* Entries supplied *
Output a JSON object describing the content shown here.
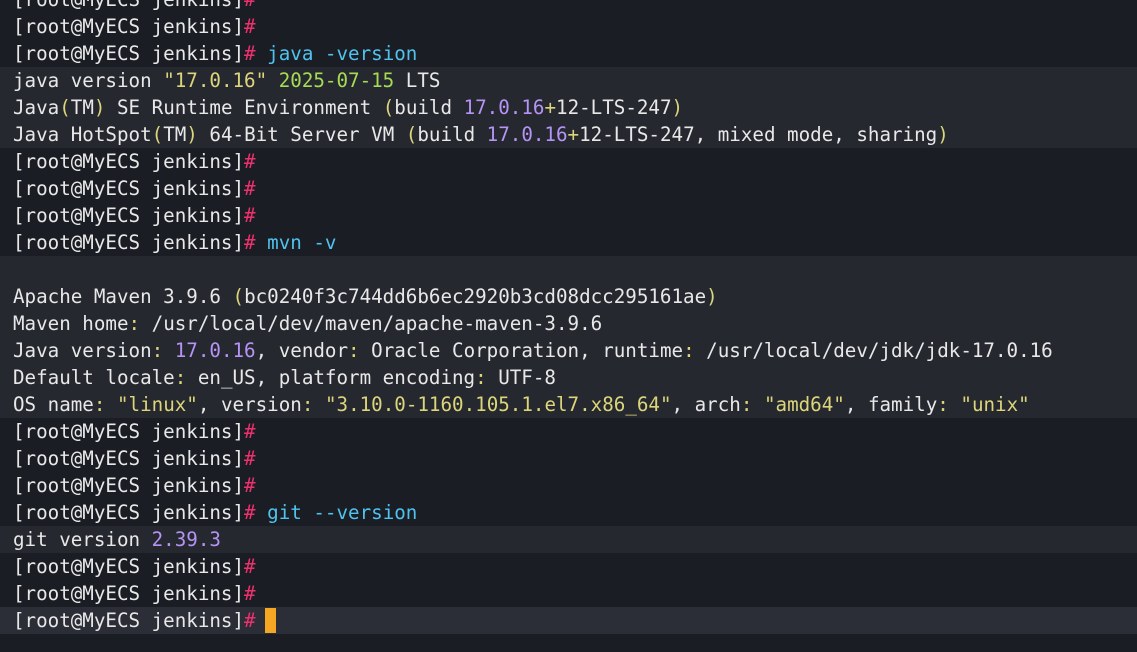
{
  "colors": {
    "background": "#1b1d24",
    "text": "#e8e8e8",
    "prompt_hash": "#f0306e",
    "command": "#4fc3ee",
    "string": "#dcd57a",
    "version_green": "#a6dc55",
    "number": "#b693f6",
    "cursor": "#f5a623"
  },
  "lines": [
    {
      "hl": false,
      "segs": [
        [
          "w",
          "[root@MyECS jenkins]"
        ],
        [
          "r",
          "#"
        ]
      ]
    },
    {
      "hl": false,
      "segs": [
        [
          "w",
          "[root@MyECS jenkins]"
        ],
        [
          "r",
          "#"
        ]
      ]
    },
    {
      "hl": false,
      "segs": [
        [
          "w",
          "[root@MyECS jenkins]"
        ],
        [
          "r",
          "#"
        ],
        [
          "w",
          " "
        ],
        [
          "c",
          "java -version"
        ]
      ]
    },
    {
      "hl": true,
      "segs": [
        [
          "w",
          "java version "
        ],
        [
          "y",
          "\"17.0.16\""
        ],
        [
          "w",
          " "
        ],
        [
          "g",
          "2025-07-15"
        ],
        [
          "w",
          " LTS"
        ]
      ]
    },
    {
      "hl": true,
      "segs": [
        [
          "w",
          "Java"
        ],
        [
          "y",
          "("
        ],
        [
          "w",
          "TM"
        ],
        [
          "y",
          ")"
        ],
        [
          "w",
          " SE Runtime Environment "
        ],
        [
          "y",
          "("
        ],
        [
          "w",
          "build "
        ],
        [
          "p",
          "17.0.16"
        ],
        [
          "y",
          "+"
        ],
        [
          "w",
          "12-LTS-247"
        ],
        [
          "y",
          ")"
        ]
      ]
    },
    {
      "hl": true,
      "segs": [
        [
          "w",
          "Java HotSpot"
        ],
        [
          "y",
          "("
        ],
        [
          "w",
          "TM"
        ],
        [
          "y",
          ")"
        ],
        [
          "w",
          " 64-Bit Server VM "
        ],
        [
          "y",
          "("
        ],
        [
          "w",
          "build "
        ],
        [
          "p",
          "17.0.16"
        ],
        [
          "y",
          "+"
        ],
        [
          "w",
          "12-LTS-247, mixed mode, sharing"
        ],
        [
          "y",
          ")"
        ]
      ]
    },
    {
      "hl": false,
      "segs": [
        [
          "w",
          "[root@MyECS jenkins]"
        ],
        [
          "r",
          "#"
        ]
      ]
    },
    {
      "hl": false,
      "segs": [
        [
          "w",
          "[root@MyECS jenkins]"
        ],
        [
          "r",
          "#"
        ]
      ]
    },
    {
      "hl": false,
      "segs": [
        [
          "w",
          "[root@MyECS jenkins]"
        ],
        [
          "r",
          "#"
        ]
      ]
    },
    {
      "hl": false,
      "segs": [
        [
          "w",
          "[root@MyECS jenkins]"
        ],
        [
          "r",
          "#"
        ],
        [
          "w",
          " "
        ],
        [
          "c",
          "mvn -v"
        ]
      ]
    },
    {
      "hl": true,
      "segs": []
    },
    {
      "hl": true,
      "segs": [
        [
          "w",
          "Apache Maven 3.9.6 "
        ],
        [
          "y",
          "("
        ],
        [
          "w",
          "bc0240f3c744dd6b6ec2920b3cd08dcc295161ae"
        ],
        [
          "y",
          ")"
        ]
      ]
    },
    {
      "hl": true,
      "segs": [
        [
          "w",
          "Maven home"
        ],
        [
          "y",
          ":"
        ],
        [
          "w",
          " /usr/local/dev/maven/apache-maven-3.9.6"
        ]
      ]
    },
    {
      "hl": true,
      "segs": [
        [
          "w",
          "Java version"
        ],
        [
          "y",
          ":"
        ],
        [
          "w",
          " "
        ],
        [
          "p",
          "17.0.16"
        ],
        [
          "w",
          ", vendor"
        ],
        [
          "y",
          ":"
        ],
        [
          "w",
          " Oracle Corporation, runtime"
        ],
        [
          "y",
          ":"
        ],
        [
          "w",
          " /usr/local/dev/jdk/jdk-17.0.16"
        ]
      ]
    },
    {
      "hl": true,
      "segs": [
        [
          "w",
          "Default locale"
        ],
        [
          "y",
          ":"
        ],
        [
          "w",
          " en_US, platform encoding"
        ],
        [
          "y",
          ":"
        ],
        [
          "w",
          " UTF-8"
        ]
      ]
    },
    {
      "hl": true,
      "segs": [
        [
          "w",
          "OS name"
        ],
        [
          "y",
          ":"
        ],
        [
          "w",
          " "
        ],
        [
          "y",
          "\"linux\""
        ],
        [
          "w",
          ", version"
        ],
        [
          "y",
          ":"
        ],
        [
          "w",
          " "
        ],
        [
          "y",
          "\"3.10.0-1160.105.1.el7.x86_64\""
        ],
        [
          "w",
          ", arch"
        ],
        [
          "y",
          ":"
        ],
        [
          "w",
          " "
        ],
        [
          "y",
          "\"amd64\""
        ],
        [
          "w",
          ", family"
        ],
        [
          "y",
          ":"
        ],
        [
          "w",
          " "
        ],
        [
          "y",
          "\"unix\""
        ]
      ]
    },
    {
      "hl": false,
      "segs": [
        [
          "w",
          "[root@MyECS jenkins]"
        ],
        [
          "r",
          "#"
        ]
      ]
    },
    {
      "hl": false,
      "segs": [
        [
          "w",
          "[root@MyECS jenkins]"
        ],
        [
          "r",
          "#"
        ]
      ]
    },
    {
      "hl": false,
      "segs": [
        [
          "w",
          "[root@MyECS jenkins]"
        ],
        [
          "r",
          "#"
        ]
      ]
    },
    {
      "hl": false,
      "segs": [
        [
          "w",
          "[root@MyECS jenkins]"
        ],
        [
          "r",
          "#"
        ],
        [
          "w",
          " "
        ],
        [
          "c",
          "git --version"
        ]
      ]
    },
    {
      "hl": true,
      "segs": [
        [
          "w",
          "git version "
        ],
        [
          "p",
          "2.39.3"
        ]
      ]
    },
    {
      "hl": false,
      "segs": [
        [
          "w",
          "[root@MyECS jenkins]"
        ],
        [
          "r",
          "#"
        ]
      ]
    },
    {
      "hl": false,
      "segs": [
        [
          "w",
          "[root@MyECS jenkins]"
        ],
        [
          "r",
          "#"
        ]
      ]
    },
    {
      "hl": false,
      "cursor": true,
      "segs": [
        [
          "w",
          "[root@MyECS jenkins]"
        ],
        [
          "r",
          "#"
        ]
      ]
    }
  ]
}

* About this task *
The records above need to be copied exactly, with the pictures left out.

* Result of this task *
Output a JSON object describing the content shown here.
{
  "colors": {
    "background": "#1b1d24",
    "text": "#e8e8e8",
    "prompt_hash": "#f0306e",
    "command": "#4fc3ee",
    "string": "#dcd57a",
    "version_green": "#a6dc55",
    "number": "#b693f6",
    "cursor": "#f5a623"
  },
  "lines": [
    {
      "hl": false,
      "segs": [
        [
          "w",
          "[root@MyECS jenkins]"
        ],
        [
          "r",
          "#"
        ]
      ]
    },
    {
      "hl": false,
      "segs": [
        [
          "w",
          "[root@MyECS jenkins]"
        ],
        [
          "r",
          "#"
        ]
      ]
    },
    {
      "hl": false,
      "segs": [
        [
          "w",
          "[root@MyECS jenkins]"
        ],
        [
          "r",
          "#"
        ],
        [
          "w",
          " "
        ],
        [
          "c",
          "java -version"
        ]
      ]
    },
    {
      "hl": true,
      "segs": [
        [
          "w",
          "java version "
        ],
        [
          "y",
          "\"17.0.16\""
        ],
        [
          "w",
          " "
        ],
        [
          "g",
          "2025-07-15"
        ],
        [
          "w",
          " LTS"
        ]
      ]
    },
    {
      "hl": true,
      "segs": [
        [
          "w",
          "Java"
        ],
        [
          "y",
          "("
        ],
        [
          "w",
          "TM"
        ],
        [
          "y",
          ")"
        ],
        [
          "w",
          " SE Runtime Environment "
        ],
        [
          "y",
          "("
        ],
        [
          "w",
          "build "
        ],
        [
          "p",
          "17.0.16"
        ],
        [
          "y",
          "+"
        ],
        [
          "w",
          "12-LTS-247"
        ],
        [
          "y",
          ")"
        ]
      ]
    },
    {
      "hl": true,
      "segs": [
        [
          "w",
          "Java HotSpot"
        ],
        [
          "y",
          "("
        ],
        [
          "w",
          "TM"
        ],
        [
          "y",
          ")"
        ],
        [
          "w",
          " 64-Bit Server VM "
        ],
        [
          "y",
          "("
        ],
        [
          "w",
          "build "
        ],
        [
          "p",
          "17.0.16"
        ],
        [
          "y",
          "+"
        ],
        [
          "w",
          "12-LTS-247, mixed mode, sharing"
        ],
        [
          "y",
          ")"
        ]
      ]
    },
    {
      "hl": false,
      "segs": [
        [
          "w",
          "[root@MyECS jenkins]"
        ],
        [
          "r",
          "#"
        ]
      ]
    },
    {
      "hl": false,
      "segs": [
        [
          "w",
          "[root@MyECS jenkins]"
        ],
        [
          "r",
          "#"
        ]
      ]
    },
    {
      "hl": false,
      "segs": [
        [
          "w",
          "[root@MyECS jenkins]"
        ],
        [
          "r",
          "#"
        ]
      ]
    },
    {
      "hl": false,
      "segs": [
        [
          "w",
          "[root@MyECS jenkins]"
        ],
        [
          "r",
          "#"
        ],
        [
          "w",
          " "
        ],
        [
          "c",
          "mvn -v"
        ]
      ]
    },
    {
      "hl": true,
      "segs": []
    },
    {
      "hl": true,
      "segs": [
        [
          "w",
          "Apache Maven 3.9.6 "
        ],
        [
          "y",
          "("
        ],
        [
          "w",
          "bc0240f3c744dd6b6ec2920b3cd08dcc295161ae"
        ],
        [
          "y",
          ")"
        ]
      ]
    },
    {
      "hl": true,
      "segs": [
        [
          "w",
          "Maven home"
        ],
        [
          "y",
          ":"
        ],
        [
          "w",
          " /usr/local/dev/maven/apache-maven-3.9.6"
        ]
      ]
    },
    {
      "hl": true,
      "segs": [
        [
          "w",
          "Java version"
        ],
        [
          "y",
          ":"
        ],
        [
          "w",
          " "
        ],
        [
          "p",
          "17.0.16"
        ],
        [
          "w",
          ", vendor"
        ],
        [
          "y",
          ":"
        ],
        [
          "w",
          " Oracle Corporation, runtime"
        ],
        [
          "y",
          ":"
        ],
        [
          "w",
          " /usr/local/dev/jdk/jdk-17.0.16"
        ]
      ]
    },
    {
      "hl": true,
      "segs": [
        [
          "w",
          "Default locale"
        ],
        [
          "y",
          ":"
        ],
        [
          "w",
          " en_US, platform encoding"
        ],
        [
          "y",
          ":"
        ],
        [
          "w",
          " UTF-8"
        ]
      ]
    },
    {
      "hl": true,
      "segs": [
        [
          "w",
          "OS name"
        ],
        [
          "y",
          ":"
        ],
        [
          "w",
          " "
        ],
        [
          "y",
          "\"linux\""
        ],
        [
          "w",
          ", version"
        ],
        [
          "y",
          ":"
        ],
        [
          "w",
          " "
        ],
        [
          "y",
          "\"3.10.0-1160.105.1.el7.x86_64\""
        ],
        [
          "w",
          ", arch"
        ],
        [
          "y",
          ":"
        ],
        [
          "w",
          " "
        ],
        [
          "y",
          "\"amd64\""
        ],
        [
          "w",
          ", family"
        ],
        [
          "y",
          ":"
        ],
        [
          "w",
          " "
        ],
        [
          "y",
          "\"unix\""
        ]
      ]
    },
    {
      "hl": false,
      "segs": [
        [
          "w",
          "[root@MyECS jenkins]"
        ],
        [
          "r",
          "#"
        ]
      ]
    },
    {
      "hl": false,
      "segs": [
        [
          "w",
          "[root@MyECS jenkins]"
        ],
        [
          "r",
          "#"
        ]
      ]
    },
    {
      "hl": false,
      "segs": [
        [
          "w",
          "[root@MyECS jenkins]"
        ],
        [
          "r",
          "#"
        ]
      ]
    },
    {
      "hl": false,
      "segs": [
        [
          "w",
          "[root@MyECS jenkins]"
        ],
        [
          "r",
          "#"
        ],
        [
          "w",
          " "
        ],
        [
          "c",
          "git --version"
        ]
      ]
    },
    {
      "hl": true,
      "segs": [
        [
          "w",
          "git version "
        ],
        [
          "p",
          "2.39.3"
        ]
      ]
    },
    {
      "hl": false,
      "segs": [
        [
          "w",
          "[root@MyECS jenkins]"
        ],
        [
          "r",
          "#"
        ]
      ]
    },
    {
      "hl": false,
      "segs": [
        [
          "w",
          "[root@MyECS jenkins]"
        ],
        [
          "r",
          "#"
        ]
      ]
    },
    {
      "hl": false,
      "cursor": true,
      "segs": [
        [
          "w",
          "[root@MyECS jenkins]"
        ],
        [
          "r",
          "#"
        ]
      ]
    }
  ]
}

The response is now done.